Alpecin-Fenix’s Jasper Philipsen won a mass bunch sprint on the second stage of the Vuelta an Espana on Sunday, edging out Fabio Jakobsen and Michael Matthews with a deft last-minute maneuver. Vuelta champion Primoz Roglic retained the overall leader’s red jersey. At the same time, Philipsen took the green sprint jersey thanks to his sprint-finish win after a 166km flat run from Caleruega to Burgos in northern Spain in 31C (92F) heat.
Jumbo-Visma’s Roglic started the day in red thanks to his opening day victory, also here in Burgos, over a short individual time trial. His key rival, Ineos Grenadiers’ leader Egan Bernal, finished safely in the bunch Sunday, as did his Ecuadorian lieutenant Richard Carapaz, who was wearing a gold helmet on Sunday as Olympic road race champion.
Another Ineos team member in Briton Adam Yates lost around 30 seconds on the day, dropping to 51sec adrift of the leader. A few kilometers from the finish, several riders were held up by a late crash as teams jostled for position. EF Education-Nippo’s Hugh Carthy was also caught up behind the crash and lost 38 seconds overall.
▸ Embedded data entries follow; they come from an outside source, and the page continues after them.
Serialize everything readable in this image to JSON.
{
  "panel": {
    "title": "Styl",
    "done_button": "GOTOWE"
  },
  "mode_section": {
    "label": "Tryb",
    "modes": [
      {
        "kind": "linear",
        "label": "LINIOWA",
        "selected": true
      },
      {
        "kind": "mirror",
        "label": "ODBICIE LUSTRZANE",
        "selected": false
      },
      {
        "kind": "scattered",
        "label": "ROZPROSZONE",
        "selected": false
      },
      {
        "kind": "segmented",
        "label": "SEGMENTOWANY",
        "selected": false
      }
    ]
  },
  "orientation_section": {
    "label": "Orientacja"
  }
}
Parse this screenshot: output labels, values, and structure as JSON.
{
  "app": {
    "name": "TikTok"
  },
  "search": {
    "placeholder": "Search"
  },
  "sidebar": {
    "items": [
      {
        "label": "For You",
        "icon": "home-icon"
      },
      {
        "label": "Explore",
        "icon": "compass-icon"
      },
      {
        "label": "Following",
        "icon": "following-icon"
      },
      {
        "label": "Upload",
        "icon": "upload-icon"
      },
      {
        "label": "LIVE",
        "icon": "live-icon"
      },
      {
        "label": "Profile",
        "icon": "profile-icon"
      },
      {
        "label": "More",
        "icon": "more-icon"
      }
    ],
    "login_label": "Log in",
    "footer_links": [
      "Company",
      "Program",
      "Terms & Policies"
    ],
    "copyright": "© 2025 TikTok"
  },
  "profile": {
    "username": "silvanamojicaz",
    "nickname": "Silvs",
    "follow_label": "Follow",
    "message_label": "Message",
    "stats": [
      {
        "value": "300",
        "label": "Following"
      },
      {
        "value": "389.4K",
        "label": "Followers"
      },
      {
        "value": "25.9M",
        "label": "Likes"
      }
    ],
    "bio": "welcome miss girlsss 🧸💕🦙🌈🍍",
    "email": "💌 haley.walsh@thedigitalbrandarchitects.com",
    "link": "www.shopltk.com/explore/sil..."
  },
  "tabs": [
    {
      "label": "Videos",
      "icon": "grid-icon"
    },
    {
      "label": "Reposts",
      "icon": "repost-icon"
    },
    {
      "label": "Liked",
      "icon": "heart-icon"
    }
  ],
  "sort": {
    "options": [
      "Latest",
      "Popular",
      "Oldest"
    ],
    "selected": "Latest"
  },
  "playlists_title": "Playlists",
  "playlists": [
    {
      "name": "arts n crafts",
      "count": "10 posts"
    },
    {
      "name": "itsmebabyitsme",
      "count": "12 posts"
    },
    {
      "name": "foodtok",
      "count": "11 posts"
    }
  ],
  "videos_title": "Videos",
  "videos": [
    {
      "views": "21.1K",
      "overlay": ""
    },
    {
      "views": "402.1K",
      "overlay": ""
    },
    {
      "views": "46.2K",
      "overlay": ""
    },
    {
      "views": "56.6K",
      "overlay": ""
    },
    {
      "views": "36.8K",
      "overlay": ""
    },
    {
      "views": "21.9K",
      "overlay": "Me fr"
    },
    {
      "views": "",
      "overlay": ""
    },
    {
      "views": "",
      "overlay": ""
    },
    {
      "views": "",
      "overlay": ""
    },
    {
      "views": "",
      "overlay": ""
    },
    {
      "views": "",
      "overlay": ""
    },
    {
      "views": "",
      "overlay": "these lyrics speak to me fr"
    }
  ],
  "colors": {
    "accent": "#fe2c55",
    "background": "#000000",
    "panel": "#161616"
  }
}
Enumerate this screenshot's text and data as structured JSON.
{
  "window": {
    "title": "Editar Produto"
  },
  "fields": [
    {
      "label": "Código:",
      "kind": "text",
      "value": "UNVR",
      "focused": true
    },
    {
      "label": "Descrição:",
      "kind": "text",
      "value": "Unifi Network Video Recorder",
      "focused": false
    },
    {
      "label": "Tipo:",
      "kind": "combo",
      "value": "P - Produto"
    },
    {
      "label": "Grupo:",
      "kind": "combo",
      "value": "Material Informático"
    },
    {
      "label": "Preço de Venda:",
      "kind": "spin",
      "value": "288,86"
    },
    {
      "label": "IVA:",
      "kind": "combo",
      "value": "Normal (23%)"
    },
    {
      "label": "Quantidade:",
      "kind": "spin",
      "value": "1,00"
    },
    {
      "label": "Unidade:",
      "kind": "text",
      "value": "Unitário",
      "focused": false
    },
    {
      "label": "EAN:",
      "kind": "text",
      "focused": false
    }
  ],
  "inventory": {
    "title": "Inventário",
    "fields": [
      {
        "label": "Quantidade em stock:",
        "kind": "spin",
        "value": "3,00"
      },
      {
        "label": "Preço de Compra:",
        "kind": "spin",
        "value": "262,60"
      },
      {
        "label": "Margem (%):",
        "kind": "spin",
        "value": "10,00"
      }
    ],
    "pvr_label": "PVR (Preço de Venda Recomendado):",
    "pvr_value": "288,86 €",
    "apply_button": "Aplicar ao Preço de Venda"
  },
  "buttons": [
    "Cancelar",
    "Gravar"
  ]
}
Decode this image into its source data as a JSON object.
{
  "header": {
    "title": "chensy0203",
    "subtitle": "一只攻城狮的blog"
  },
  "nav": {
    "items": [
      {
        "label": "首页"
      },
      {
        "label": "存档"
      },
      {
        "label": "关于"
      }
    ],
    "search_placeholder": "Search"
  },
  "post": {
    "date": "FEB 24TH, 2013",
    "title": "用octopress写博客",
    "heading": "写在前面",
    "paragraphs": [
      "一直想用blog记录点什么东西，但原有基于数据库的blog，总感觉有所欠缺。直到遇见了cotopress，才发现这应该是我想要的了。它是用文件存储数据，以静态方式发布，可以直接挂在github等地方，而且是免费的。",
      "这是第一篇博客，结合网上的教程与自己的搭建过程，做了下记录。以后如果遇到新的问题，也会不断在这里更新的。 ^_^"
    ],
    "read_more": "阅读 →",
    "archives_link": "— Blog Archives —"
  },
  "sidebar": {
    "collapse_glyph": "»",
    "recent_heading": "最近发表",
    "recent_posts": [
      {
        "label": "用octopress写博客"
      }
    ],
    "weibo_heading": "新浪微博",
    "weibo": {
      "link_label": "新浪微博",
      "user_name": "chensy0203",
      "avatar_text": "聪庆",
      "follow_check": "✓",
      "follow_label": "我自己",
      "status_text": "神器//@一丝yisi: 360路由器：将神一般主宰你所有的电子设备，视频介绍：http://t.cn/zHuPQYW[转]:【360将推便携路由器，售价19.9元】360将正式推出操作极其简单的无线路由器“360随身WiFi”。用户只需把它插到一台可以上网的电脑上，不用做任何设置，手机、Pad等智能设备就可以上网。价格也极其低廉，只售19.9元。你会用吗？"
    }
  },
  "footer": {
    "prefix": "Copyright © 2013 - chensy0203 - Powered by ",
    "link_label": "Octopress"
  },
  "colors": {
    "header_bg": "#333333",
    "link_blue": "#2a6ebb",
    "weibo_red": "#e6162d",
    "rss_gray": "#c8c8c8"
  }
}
The powerful all-rounder Roglic insisted he had little knowledge of the stage ahead, saying of Monday’s mountain pass finish, however, “from what I can see, it’s a super hard climb, we will have to give it everything.” “The stage will be nervous again, too, as it could be windy on the flatter part of the course, and then on the climb, we can expect some time gaps between the GC guys.”
– Teamwork pays for Belgian minnows –
The stage two victory means Philipsen rounded out a trio of victories for the second-tier team after Tim Merlier won the first bunch sprint on the Giro d’Italia and on the Tour de France this year.
“It just shows how everyone from the team is really motivated,” said Philipsen, who finished in the top three six times on the Tour in July. “I had a lot of support, and this is how we can win sprints. Each of us can be very happy tonight, and we start this Grand Tour in a good way.”
The team celebrated vigorously at the finish line on the outskirts of the city with Philpsen shouting to his teammates: “Great team effort.” Dutch runner-up Deceuninck Quick-Step’s Jakobsen, can also be happy with his return to form after suffering almost fatal injuries on the Tour of Poland a year ago when crashing into a pole during a bunch sprint and losing all his teeth.
Philipsen beat him by centimeters after gambling on an inside run near the barriers, while Jakobsen went a long way round and just missed out. Olympic mountain bike champion Tom Pidcock said on Saturday he had a horrible day, and on Sunday stopped racing with around 3km to go and cruising home dead last.
Maybe saving his powder for Monday on what is his first Grand Tour. The third stage is the first summit finish, coming after a long rolling run, with sections of the final ascent at a 17 percent gradient that will create significant gaps in the finishing times.